Ned Smyth, visual arts faculty member at Ross School, has been showing his work since 1974. He has had international exhibitions in both museums and galleries, including MOMA, The Hirshorn Museum, The Venice Biennale, PS1, The Museum of Modern Art Oxford England, the Contemporary Art Center Cincinnati, Rudolph Zwirner Gallery in Cologne, and Gallery Bischofberger in Zurich.
Smyth's early work was in the minimal tradition, except that he included architectural references and created architectural spaces. Before the development of the Post-Modern Architectural style, Smyth was quoting or alluding to historical architectural periods, details., and reverent spaces. His environmental gallery exhibitions quickly led him to being commissioned to create public spaces for cities and corporations. Smyth was one of the forerunners of the development of Public Art and Artistic Public Spaces in the USA. In his work, he uses many mediums including cement, fabric, metal, mosaic, water, language, and landscape.

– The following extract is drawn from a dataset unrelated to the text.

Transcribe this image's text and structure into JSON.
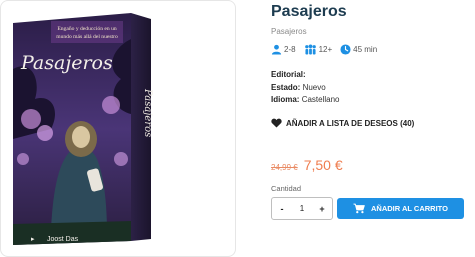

Since 2004, Smyth’s work has evolved from using Judeo-Christian, and historical references, to working with natural organic forms and images. He has been using his collection of found glacial till stones, as sources for monumental photographs, and bronzes.
For his exhibition at Ille Arts, Ned is showing bronzes and large-scale photos, inspired by his collection of found pieces of wood. Most have been broken from trees, floated in the ocean, and washed up on the shore. He stresses that the art of this work comes from the seeing and finding of the objects. These icons are formed by Nature and chance, not by human hands.
Read more about it at The East Hampton Star.